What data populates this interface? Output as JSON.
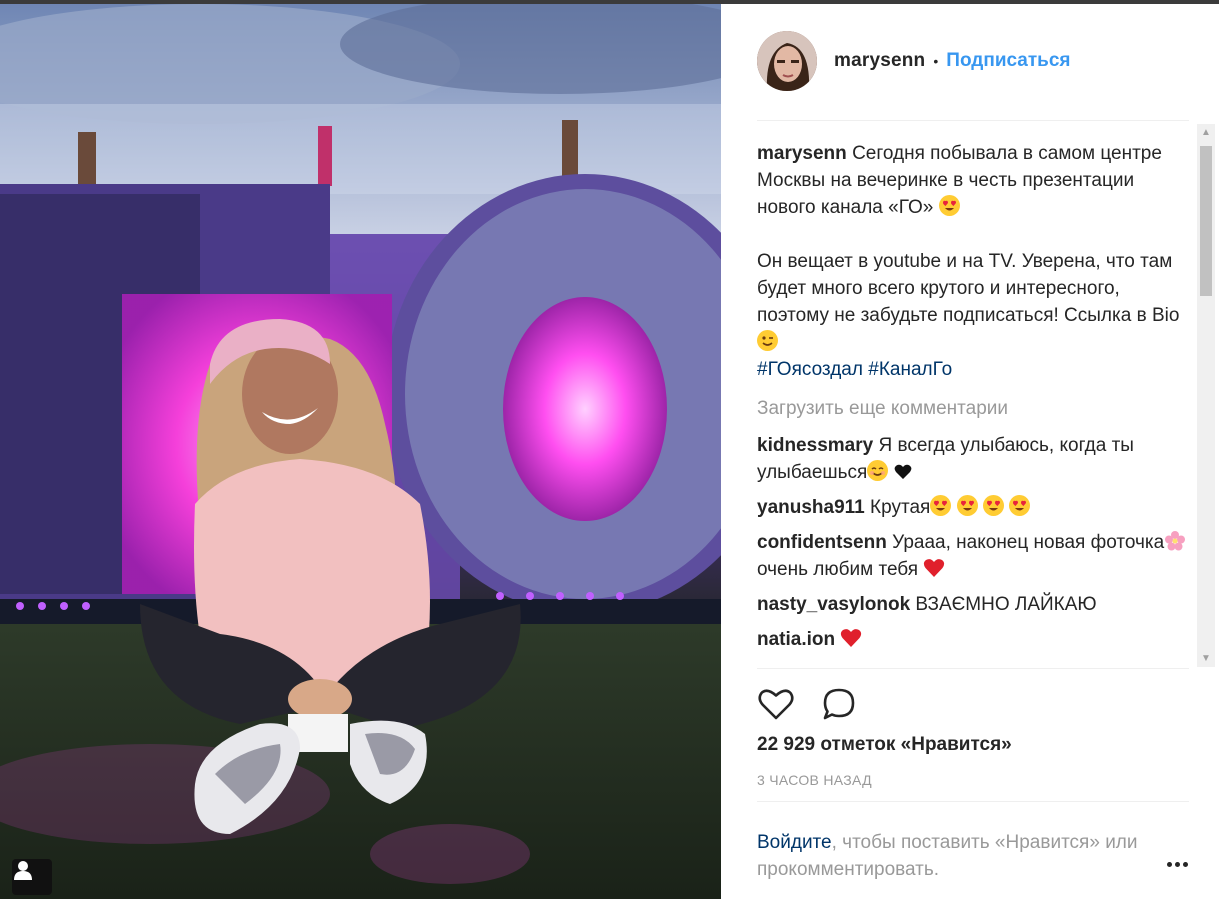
{
  "post": {
    "username": "marysenn",
    "separator": "•",
    "follow_label": "Подписаться",
    "caption": {
      "username": "marysenn",
      "text_1": "Сегодня побывала в самом центре Москвы на вечеринке в честь презентации нового канала «ГО»",
      "text_2": "Он вещает в youtube и на TV. Уверена, что там будет много всего крутого и интересного, поэтому не забудьте подписаться! Ссылка в Bio",
      "hashtag_1": "#ГОясоздал",
      "hashtag_2": "#КаналГо"
    },
    "load_more_label": "Загрузить еще комментарии",
    "comments": [
      {
        "username": "kidnessmary",
        "text": "Я всегда улыбаюсь, когда ты улыбаешься"
      },
      {
        "username": "yanusha911",
        "text": "Крутая"
      },
      {
        "username": "confidentsenn",
        "text_1": "Урааа, наконец новая фоточка",
        "text_2": "очень любим тебя"
      },
      {
        "username": "nasty_vasylonok",
        "text": "ВЗАЄМНО ЛАЙКАЮ"
      },
      {
        "username": "natia.ion",
        "text": ""
      }
    ],
    "likes_text": "22 929 отметок «Нравится»",
    "time_text": "3 ЧАСОВ НАЗАД",
    "login": {
      "link_label": "Войдите",
      "rest_text": ", чтобы поставить «Нравится» или прокомментировать."
    }
  },
  "icons": {
    "heart": "heart-outline-icon",
    "comment": "comment-bubble-icon",
    "more": "more-options-icon",
    "user_tag": "user-tag-icon"
  },
  "colors": {
    "link_blue": "#3897f0",
    "hashtag": "#003569",
    "muted": "#999999",
    "text": "#262626"
  }
}
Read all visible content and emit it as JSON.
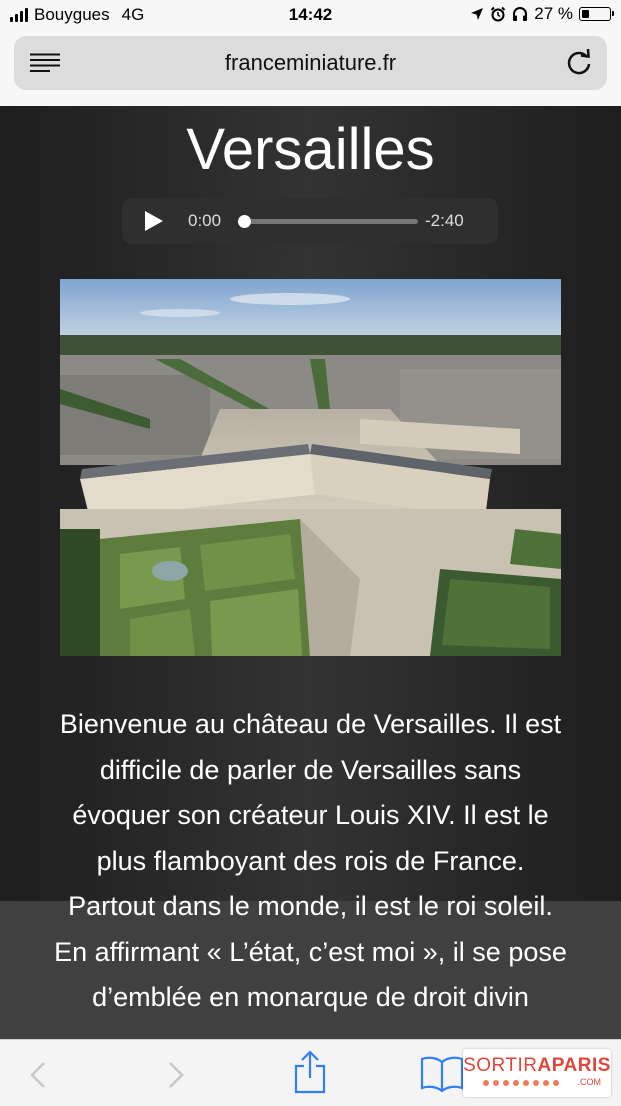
{
  "status_bar": {
    "carrier": "Bouygues",
    "network": "4G",
    "time": "14:42",
    "battery_text": "27 %",
    "battery_level": 0.27,
    "icons": [
      "location-icon",
      "alarm-icon",
      "headphones-icon"
    ]
  },
  "browser": {
    "url": "franceminiature.fr",
    "reader_icon": "reader-mode-icon",
    "reload_icon": "reload-icon"
  },
  "page": {
    "title": "Versailles",
    "audio": {
      "current_time": "0:00",
      "remaining_time": "-2:40",
      "progress": 0.0
    },
    "photo_alt": "château de Versailles",
    "description": "Bienvenue au château de Versailles. Il est difficile de parler de Versailles sans évoquer son créateur Louis XIV. Il est le plus flamboyant des rois de France. Partout dans le monde, il est le roi soleil. En affirmant « L’état, c’est moi », il se pose d’emblée en monarque de droit divin"
  },
  "toolbar": {
    "items": [
      "back-icon",
      "forward-icon",
      "share-icon",
      "bookmarks-icon"
    ]
  },
  "watermark": {
    "brand_light": "SORTIR",
    "brand_bold": "APARIS",
    "suffix": ".COM"
  },
  "colors": {
    "page_background": "#2b2b2b",
    "text": "#ffffff",
    "watermark_accent": "#e0463a",
    "ios_blue": "#2f7ff7"
  }
}
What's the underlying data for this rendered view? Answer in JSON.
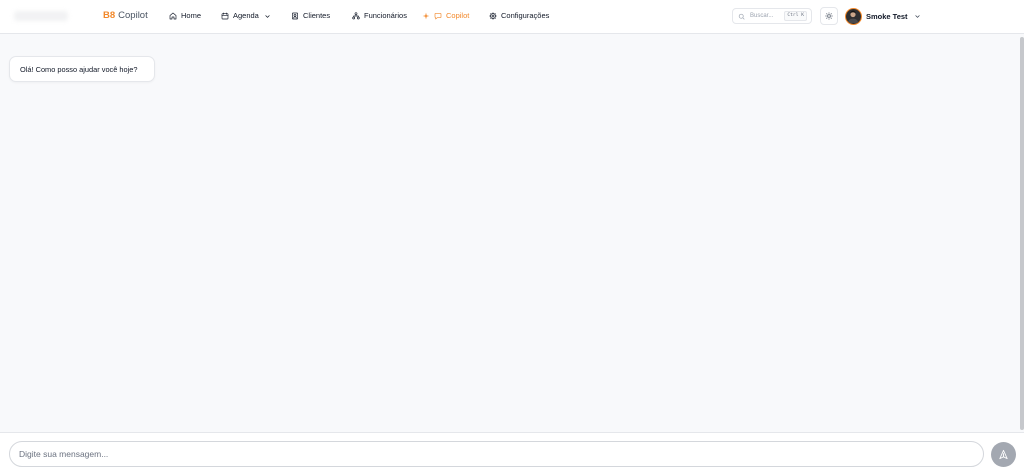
{
  "brand": {
    "mark": "B8",
    "name": "Copilot"
  },
  "nav": {
    "items": [
      {
        "label": "Home",
        "icon": "home-icon"
      },
      {
        "label": "Agenda",
        "icon": "calendar-icon",
        "dropdown": true
      },
      {
        "label": "Clientes",
        "icon": "user-icon"
      },
      {
        "label": "Funcionários",
        "icon": "team-icon"
      },
      {
        "label": "Copilot",
        "icon": "chat-bubble-icon",
        "active": true
      },
      {
        "label": "Configurações",
        "icon": "gear-icon"
      }
    ]
  },
  "search": {
    "placeholder": "Buscar...",
    "shortcut": "Ctrl K",
    "icon": "search-icon"
  },
  "theme_toggle": {
    "icon": "sun-icon"
  },
  "user": {
    "name": "Smoke Test",
    "menu_icon": "chevron-down-icon"
  },
  "chat": {
    "messages": [
      {
        "text": "Olá! Como posso ajudar você hoje?"
      }
    ]
  },
  "composer": {
    "placeholder": "Digite sua mensagem...",
    "send_icon": "send-icon"
  },
  "colors": {
    "accent": "#f2882a",
    "page_background": "#f8f9fb",
    "send_button": "#a3a8b1"
  }
}
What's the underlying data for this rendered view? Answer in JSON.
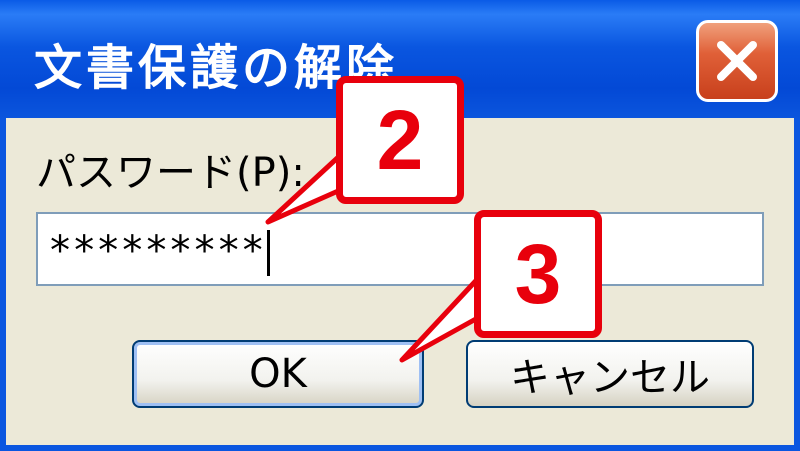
{
  "dialog": {
    "title": "文書保護の解除",
    "password_label": "パスワード(P):",
    "password_value": "*********",
    "ok_label": "OK",
    "cancel_label": "キャンセル"
  },
  "callouts": {
    "step2": "2",
    "step3": "3"
  },
  "colors": {
    "titlebar": "#0a56e0",
    "close_button": "#e06038",
    "callout": "#e8000c",
    "dialog_bg": "#ece9d8"
  }
}
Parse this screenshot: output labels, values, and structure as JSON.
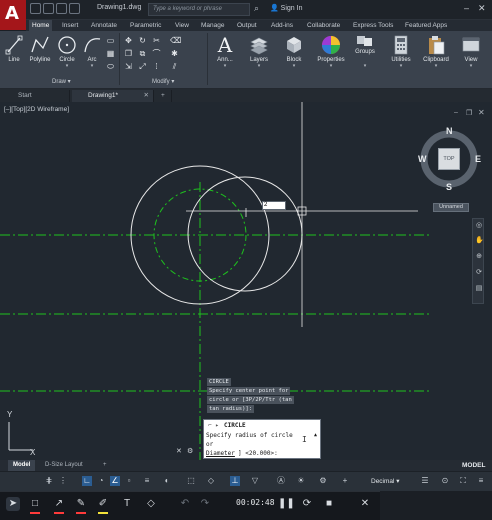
{
  "window": {
    "doc_title": "Drawing1.dwg",
    "search_placeholder": "Type a keyword or phrase",
    "signin": "Sign In"
  },
  "ribbon_tabs": [
    "Home",
    "Insert",
    "Annotate",
    "Parametric",
    "View",
    "Manage",
    "Output",
    "Add-ins",
    "Collaborate",
    "Express Tools",
    "Featured Apps"
  ],
  "ribbon": {
    "draw_tools": [
      "Line",
      "Polyline",
      "Circle",
      "Arc"
    ],
    "draw_panel": "Draw",
    "modify_panel": "Modify",
    "tools": [
      "Ann...",
      "Layers",
      "Block",
      "Properties",
      "Groups",
      "Utilities",
      "Clipboard",
      "View"
    ]
  },
  "file_tabs": [
    "Start",
    "Drawing1*"
  ],
  "viewport": {
    "label": "[–][Top][2D Wireframe]",
    "compass": {
      "n": "N",
      "s": "S",
      "e": "E",
      "w": "W",
      "top": "TOP"
    },
    "ucs_name": "Unnamed",
    "ucs_x": "X",
    "ucs_y": "Y",
    "dynamic_input": "2"
  },
  "command": {
    "history": [
      "CIRCLE",
      "Specify center point for",
      "circle or [3P/2P/Ttr (tan",
      "tan radius)]:"
    ],
    "current": "CIRCLE",
    "prompt_line1": "Specify radius of circle",
    "prompt_line2": "or",
    "option": "Diameter",
    "default": "] <20.000>:"
  },
  "layout_tabs": [
    "Model",
    "D-Size Layout"
  ],
  "status": {
    "model": "MODEL",
    "units": "Decimal"
  },
  "recorder": {
    "time": "00:02:48"
  },
  "colors": {
    "accent_red": "#a4161a",
    "centerline_green": "#1ec21e",
    "drawing_white": "#e8e8e8",
    "ribbon_bg": "#3a424d",
    "viewport_bg": "#212830"
  }
}
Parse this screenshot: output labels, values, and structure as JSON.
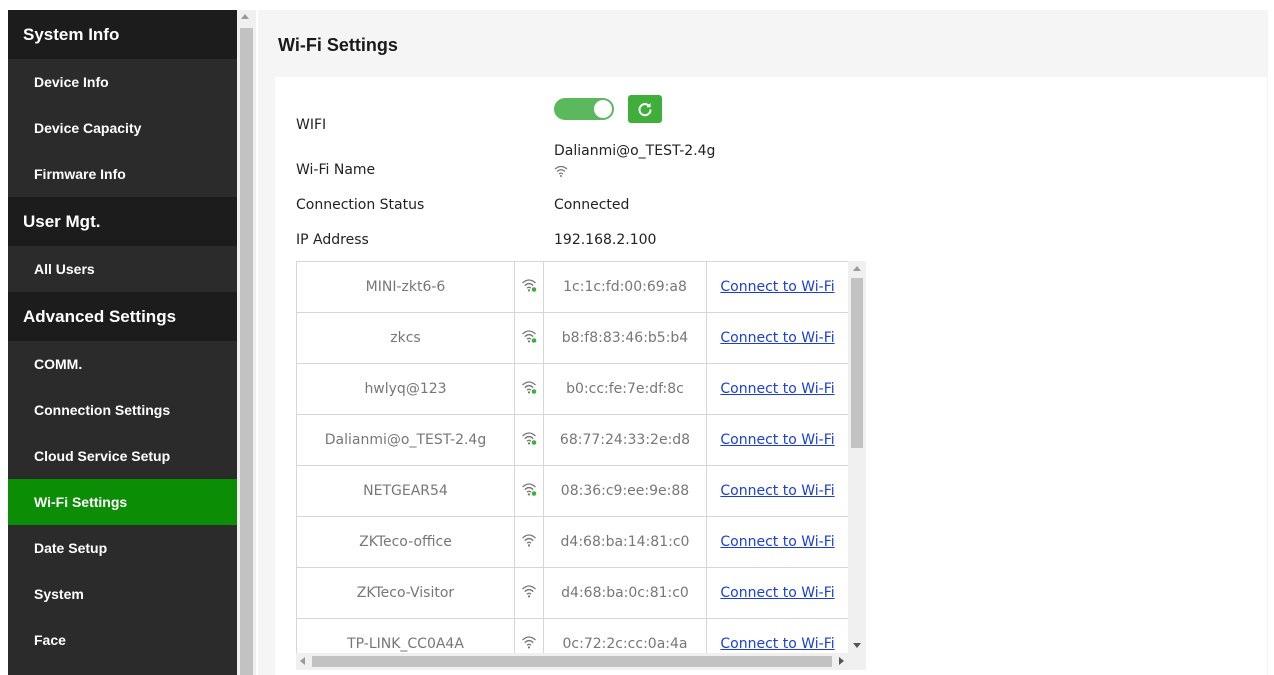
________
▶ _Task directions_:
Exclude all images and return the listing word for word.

▶ _Exercise solution_:
What data populates this interface? Output as JSON.
{
  "post": {
    "username": "marysenn",
    "separator": "•",
    "follow_label": "Подписаться",
    "caption": {
      "username": "marysenn",
      "text_1": "Сегодня побывала в самом центре Москвы на вечеринке в честь презентации нового канала «ГО»",
      "text_2": "Он вещает в youtube и на TV. Уверена, что там будет много всего крутого и интересного, поэтому не забудьте подписаться! Ссылка в Bio",
      "hashtag_1": "#ГОясоздал",
      "hashtag_2": "#КаналГо"
    },
    "load_more_label": "Загрузить еще комментарии",
    "comments": [
      {
        "username": "kidnessmary",
        "text": "Я всегда улыбаюсь, когда ты улыбаешься"
      },
      {
        "username": "yanusha911",
        "text": "Крутая"
      },
      {
        "username": "confidentsenn",
        "text_1": "Урааа, наконец новая фоточка",
        "text_2": "очень любим тебя"
      },
      {
        "username": "nasty_vasylonok",
        "text": "ВЗАЄМНО ЛАЙКАЮ"
      },
      {
        "username": "natia.ion",
        "text": ""
      }
    ],
    "likes_text": "22 929 отметок «Нравится»",
    "time_text": "3 ЧАСОВ НАЗАД",
    "login": {
      "link_label": "Войдите",
      "rest_text": ", чтобы поставить «Нравится» или прокомментировать."
    }
  },
  "icons": {
    "heart": "heart-outline-icon",
    "comment": "comment-bubble-icon",
    "more": "more-options-icon",
    "user_tag": "user-tag-icon"
  },
  "colors": {
    "link_blue": "#3897f0",
    "hashtag": "#003569",
    "muted": "#999999",
    "text": "#262626"
  }
}
Read all visible content and emit it as JSON.
{
  "status_bar": {
    "carrier": "Bouygues",
    "network": "4G",
    "time": "14:42",
    "battery_text": "27 %",
    "battery_level": 0.27,
    "icons": [
      "location-icon",
      "alarm-icon",
      "headphones-icon"
    ]
  },
  "browser": {
    "url": "franceminiature.fr",
    "reader_icon": "reader-mode-icon",
    "reload_icon": "reload-icon"
  },
  "page": {
    "title": "Versailles",
    "audio": {
      "current_time": "0:00",
      "remaining_time": "-2:40",
      "progress": 0.0
    },
    "photo_alt": "château de Versailles",
    "description": "Bienvenue au château de Versailles. Il est difficile de parler de Versailles sans évoquer son créateur Louis XIV. Il est le plus flamboyant des rois de France. Partout dans le monde, il est le roi soleil. En affirmant « L’état, c’est moi », il se pose d’emblée en monarque de droit divin"
  },
  "toolbar": {
    "items": [
      "back-icon",
      "forward-icon",
      "share-icon",
      "bookmarks-icon"
    ]
  },
  "watermark": {
    "brand_light": "SORTIR",
    "brand_bold": "APARIS",
    "suffix": ".COM"
  },
  "colors": {
    "page_background": "#2b2b2b",
    "text": "#ffffff",
    "watermark_accent": "#e0463a",
    "ios_blue": "#2f7ff7"
  }
}
What's the underlying data for this rendered view? Answer in JSON.
{
  "brand": {
    "mark": "B8",
    "name": "Copilot"
  },
  "nav": {
    "items": [
      {
        "label": "Home",
        "icon": "home-icon"
      },
      {
        "label": "Agenda",
        "icon": "calendar-icon",
        "dropdown": true
      },
      {
        "label": "Clientes",
        "icon": "user-icon"
      },
      {
        "label": "Funcionários",
        "icon": "team-icon"
      },
      {
        "label": "Copilot",
        "icon": "chat-bubble-icon",
        "active": true
      },
      {
        "label": "Configurações",
        "icon": "gear-icon"
      }
    ]
  },
  "search": {
    "placeholder": "Buscar...",
    "shortcut": "Ctrl K",
    "icon": "search-icon"
  },
  "theme_toggle": {
    "icon": "sun-icon"
  },
  "user": {
    "name": "Smoke Test",
    "menu_icon": "chevron-down-icon"
  },
  "chat": {
    "messages": [
      {
        "text": "Olá! Como posso ajudar você hoje?"
      }
    ]
  },
  "composer": {
    "placeholder": "Digite sua mensagem...",
    "send_icon": "send-icon"
  },
  "colors": {
    "accent": "#f2882a",
    "page_background": "#f8f9fb",
    "send_button": "#a3a8b1"
  }
}
What's the underlying data for this rendered view? Answer in JSON.
{
  "dialog": {
    "title": "文書保護の解除",
    "password_label": "パスワード(P):",
    "password_value": "*********",
    "ok_label": "OK",
    "cancel_label": "キャンセル"
  },
  "callouts": {
    "step2": "2",
    "step3": "3"
  },
  "colors": {
    "titlebar": "#0a56e0",
    "close_button": "#e06038",
    "callout": "#e8000c",
    "dialog_bg": "#ece9d8"
  }
}
Parse this screenshot: output labels, values, and structure as JSON.
{
  "window": {
    "doc_title": "Drawing1.dwg",
    "search_placeholder": "Type a keyword or phrase",
    "signin": "Sign In"
  },
  "ribbon_tabs": [
    "Home",
    "Insert",
    "Annotate",
    "Parametric",
    "View",
    "Manage",
    "Output",
    "Add-ins",
    "Collaborate",
    "Express Tools",
    "Featured Apps"
  ],
  "ribbon": {
    "draw_tools": [
      "Line",
      "Polyline",
      "Circle",
      "Arc"
    ],
    "draw_panel": "Draw",
    "modify_panel": "Modify",
    "tools": [
      "Ann...",
      "Layers",
      "Block",
      "Properties",
      "Groups",
      "Utilities",
      "Clipboard",
      "View"
    ]
  },
  "file_tabs": [
    "Start",
    "Drawing1*"
  ],
  "viewport": {
    "label": "[–][Top][2D Wireframe]",
    "compass": {
      "n": "N",
      "s": "S",
      "e": "E",
      "w": "W",
      "top": "TOP"
    },
    "ucs_name": "Unnamed",
    "ucs_x": "X",
    "ucs_y": "Y",
    "dynamic_input": "2"
  },
  "command": {
    "history": [
      "CIRCLE",
      "Specify center point for",
      "circle or [3P/2P/Ttr (tan",
      "tan radius)]:"
    ],
    "current": "CIRCLE",
    "prompt_line1": "Specify radius of circle",
    "prompt_line2": "or",
    "option": "Diameter",
    "default": "] <20.000>:"
  },
  "layout_tabs": [
    "Model",
    "D-Size Layout"
  ],
  "status": {
    "model": "MODEL",
    "units": "Decimal"
  },
  "recorder": {
    "time": "00:02:48"
  },
  "colors": {
    "accent_red": "#a4161a",
    "centerline_green": "#1ec21e",
    "drawing_white": "#e8e8e8",
    "ribbon_bg": "#3a424d",
    "viewport_bg": "#212830"
  }
}
Parse this screenshot: output labels, values, and structure as JSON.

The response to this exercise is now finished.